Exercise goal – From the entries below, copy every line where the string "List" appears.

Exercise material –
Start of Block

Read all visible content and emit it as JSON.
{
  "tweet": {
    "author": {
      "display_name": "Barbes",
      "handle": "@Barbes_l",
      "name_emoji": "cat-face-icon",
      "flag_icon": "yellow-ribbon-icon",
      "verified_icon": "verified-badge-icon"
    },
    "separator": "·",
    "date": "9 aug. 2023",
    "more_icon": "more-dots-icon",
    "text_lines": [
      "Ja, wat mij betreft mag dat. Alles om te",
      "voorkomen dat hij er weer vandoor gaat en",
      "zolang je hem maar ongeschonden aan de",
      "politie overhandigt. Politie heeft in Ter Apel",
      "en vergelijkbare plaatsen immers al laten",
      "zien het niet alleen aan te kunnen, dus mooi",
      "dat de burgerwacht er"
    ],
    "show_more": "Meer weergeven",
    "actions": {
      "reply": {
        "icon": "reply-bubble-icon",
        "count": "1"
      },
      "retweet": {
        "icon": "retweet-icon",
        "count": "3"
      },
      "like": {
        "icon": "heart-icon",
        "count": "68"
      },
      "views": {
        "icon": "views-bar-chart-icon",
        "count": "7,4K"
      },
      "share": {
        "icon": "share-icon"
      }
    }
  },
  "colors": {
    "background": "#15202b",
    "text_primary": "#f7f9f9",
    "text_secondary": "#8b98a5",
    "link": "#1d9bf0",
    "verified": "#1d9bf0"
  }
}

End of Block
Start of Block

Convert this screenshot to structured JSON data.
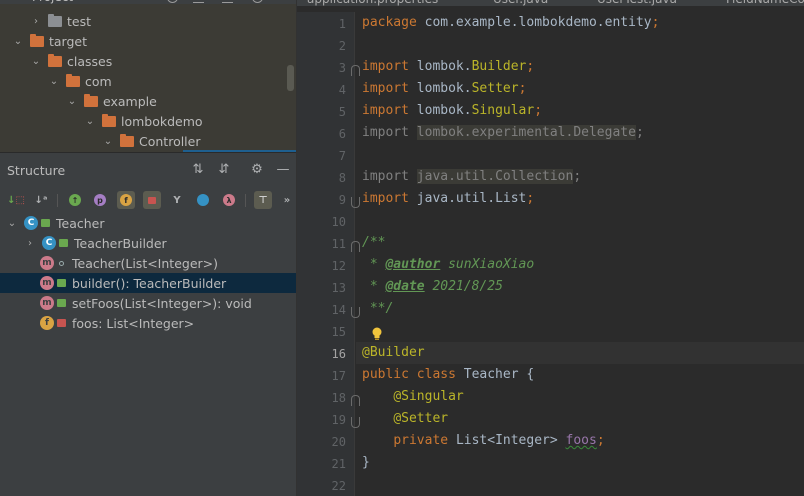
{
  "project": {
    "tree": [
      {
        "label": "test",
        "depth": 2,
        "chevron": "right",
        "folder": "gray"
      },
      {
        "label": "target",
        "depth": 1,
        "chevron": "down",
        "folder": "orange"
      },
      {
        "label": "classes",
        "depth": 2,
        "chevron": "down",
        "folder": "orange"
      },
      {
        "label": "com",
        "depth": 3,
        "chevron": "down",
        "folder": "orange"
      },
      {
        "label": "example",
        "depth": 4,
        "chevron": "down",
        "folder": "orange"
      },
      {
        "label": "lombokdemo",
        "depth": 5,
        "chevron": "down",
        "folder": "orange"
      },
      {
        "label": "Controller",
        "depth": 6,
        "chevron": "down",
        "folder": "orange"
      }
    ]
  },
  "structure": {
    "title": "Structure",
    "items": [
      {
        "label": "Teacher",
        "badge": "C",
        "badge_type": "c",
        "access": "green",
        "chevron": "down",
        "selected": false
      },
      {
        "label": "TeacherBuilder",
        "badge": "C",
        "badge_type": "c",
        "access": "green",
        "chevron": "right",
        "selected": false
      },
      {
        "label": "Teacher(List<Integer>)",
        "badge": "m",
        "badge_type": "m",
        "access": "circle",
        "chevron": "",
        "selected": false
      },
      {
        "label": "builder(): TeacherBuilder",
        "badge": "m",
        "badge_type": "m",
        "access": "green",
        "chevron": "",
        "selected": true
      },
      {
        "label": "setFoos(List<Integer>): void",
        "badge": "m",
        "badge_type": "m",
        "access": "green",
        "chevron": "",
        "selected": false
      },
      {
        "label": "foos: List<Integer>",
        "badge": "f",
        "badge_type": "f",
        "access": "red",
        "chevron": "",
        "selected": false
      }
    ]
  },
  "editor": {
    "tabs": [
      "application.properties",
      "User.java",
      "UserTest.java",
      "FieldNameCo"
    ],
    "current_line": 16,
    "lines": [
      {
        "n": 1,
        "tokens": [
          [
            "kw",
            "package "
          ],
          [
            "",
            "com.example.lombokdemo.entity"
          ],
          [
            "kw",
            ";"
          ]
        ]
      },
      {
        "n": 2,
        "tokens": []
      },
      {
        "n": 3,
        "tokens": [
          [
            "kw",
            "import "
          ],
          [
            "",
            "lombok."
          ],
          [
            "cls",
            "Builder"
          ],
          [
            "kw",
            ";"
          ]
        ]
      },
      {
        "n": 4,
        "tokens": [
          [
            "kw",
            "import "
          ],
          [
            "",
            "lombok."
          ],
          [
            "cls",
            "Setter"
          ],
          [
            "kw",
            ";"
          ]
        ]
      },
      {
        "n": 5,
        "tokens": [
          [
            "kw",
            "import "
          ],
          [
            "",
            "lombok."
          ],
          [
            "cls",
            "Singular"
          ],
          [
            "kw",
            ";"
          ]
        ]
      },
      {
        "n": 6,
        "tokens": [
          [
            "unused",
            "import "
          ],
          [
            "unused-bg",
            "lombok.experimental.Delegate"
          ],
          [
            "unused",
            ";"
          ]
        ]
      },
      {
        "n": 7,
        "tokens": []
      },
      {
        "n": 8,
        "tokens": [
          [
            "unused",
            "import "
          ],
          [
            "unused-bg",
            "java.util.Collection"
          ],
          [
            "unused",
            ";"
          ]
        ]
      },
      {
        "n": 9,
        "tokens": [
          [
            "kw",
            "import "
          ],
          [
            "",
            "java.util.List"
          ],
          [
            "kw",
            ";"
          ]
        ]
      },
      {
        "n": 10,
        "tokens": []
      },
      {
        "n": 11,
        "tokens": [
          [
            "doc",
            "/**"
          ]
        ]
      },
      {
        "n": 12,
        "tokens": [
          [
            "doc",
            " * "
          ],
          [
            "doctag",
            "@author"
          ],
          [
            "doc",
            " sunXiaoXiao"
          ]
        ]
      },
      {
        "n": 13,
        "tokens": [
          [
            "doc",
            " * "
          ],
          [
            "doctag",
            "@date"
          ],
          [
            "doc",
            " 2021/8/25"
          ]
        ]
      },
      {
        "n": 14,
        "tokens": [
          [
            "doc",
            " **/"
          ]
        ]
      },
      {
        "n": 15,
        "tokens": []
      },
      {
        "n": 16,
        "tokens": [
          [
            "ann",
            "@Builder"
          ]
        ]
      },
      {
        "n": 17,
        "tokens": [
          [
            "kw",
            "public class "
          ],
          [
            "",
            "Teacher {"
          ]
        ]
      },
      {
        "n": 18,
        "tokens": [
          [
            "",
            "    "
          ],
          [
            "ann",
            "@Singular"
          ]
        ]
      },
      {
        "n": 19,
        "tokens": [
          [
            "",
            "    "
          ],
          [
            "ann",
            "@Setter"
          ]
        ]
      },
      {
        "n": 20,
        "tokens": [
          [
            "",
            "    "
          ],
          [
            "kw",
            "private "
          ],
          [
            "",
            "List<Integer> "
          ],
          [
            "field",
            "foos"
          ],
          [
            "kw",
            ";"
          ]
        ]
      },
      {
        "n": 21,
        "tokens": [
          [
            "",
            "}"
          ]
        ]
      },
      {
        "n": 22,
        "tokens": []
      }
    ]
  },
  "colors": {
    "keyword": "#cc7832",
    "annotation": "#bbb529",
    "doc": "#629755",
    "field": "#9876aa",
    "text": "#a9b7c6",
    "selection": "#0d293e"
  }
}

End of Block
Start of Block

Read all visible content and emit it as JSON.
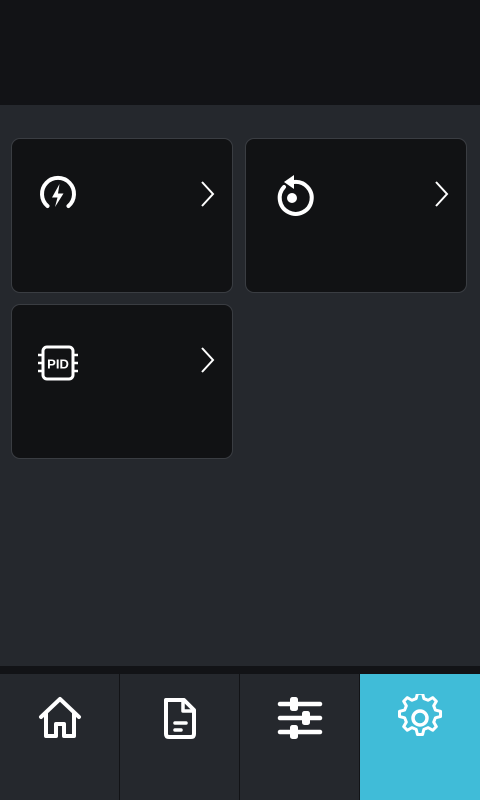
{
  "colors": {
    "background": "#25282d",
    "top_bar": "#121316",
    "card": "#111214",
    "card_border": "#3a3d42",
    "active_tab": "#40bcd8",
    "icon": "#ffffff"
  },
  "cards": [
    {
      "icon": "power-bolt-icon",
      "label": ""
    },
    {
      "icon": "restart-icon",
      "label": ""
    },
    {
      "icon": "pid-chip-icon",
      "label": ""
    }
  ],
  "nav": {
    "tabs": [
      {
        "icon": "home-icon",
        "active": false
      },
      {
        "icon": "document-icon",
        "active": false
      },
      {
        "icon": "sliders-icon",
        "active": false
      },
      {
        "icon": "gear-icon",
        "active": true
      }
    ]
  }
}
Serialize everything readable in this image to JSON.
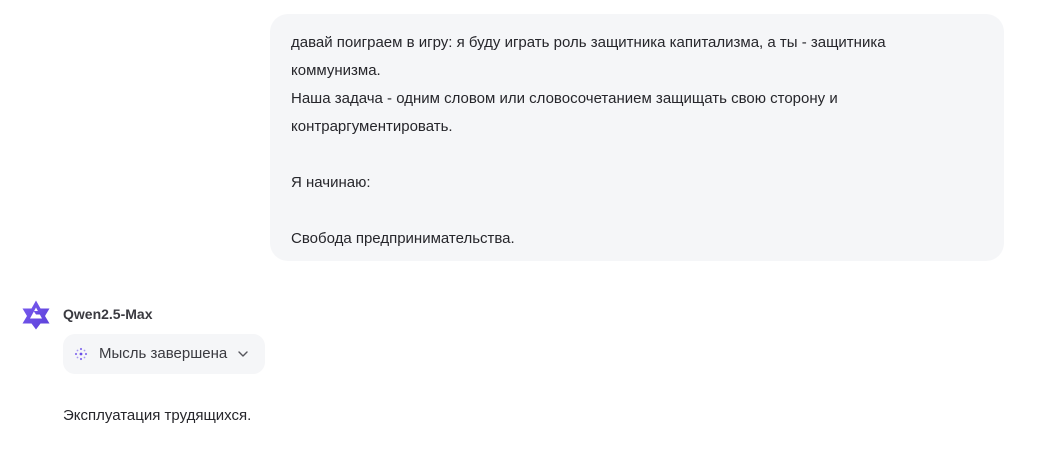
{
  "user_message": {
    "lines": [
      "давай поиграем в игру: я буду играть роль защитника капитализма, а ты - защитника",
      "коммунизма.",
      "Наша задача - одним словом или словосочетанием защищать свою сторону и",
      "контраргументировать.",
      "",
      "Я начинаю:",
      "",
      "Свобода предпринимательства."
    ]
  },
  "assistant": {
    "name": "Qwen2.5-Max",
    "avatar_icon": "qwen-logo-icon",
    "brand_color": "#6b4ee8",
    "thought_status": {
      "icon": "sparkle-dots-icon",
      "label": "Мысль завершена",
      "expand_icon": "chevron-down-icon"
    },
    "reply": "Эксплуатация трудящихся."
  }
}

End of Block

Worked solution –
        "label": "Teacher(List<Integer>)",
        "label": "setFoos(List<Integer>): void",
        "label": "foos: List<Integer>",
            "java.util.List"
            "List<Integer> "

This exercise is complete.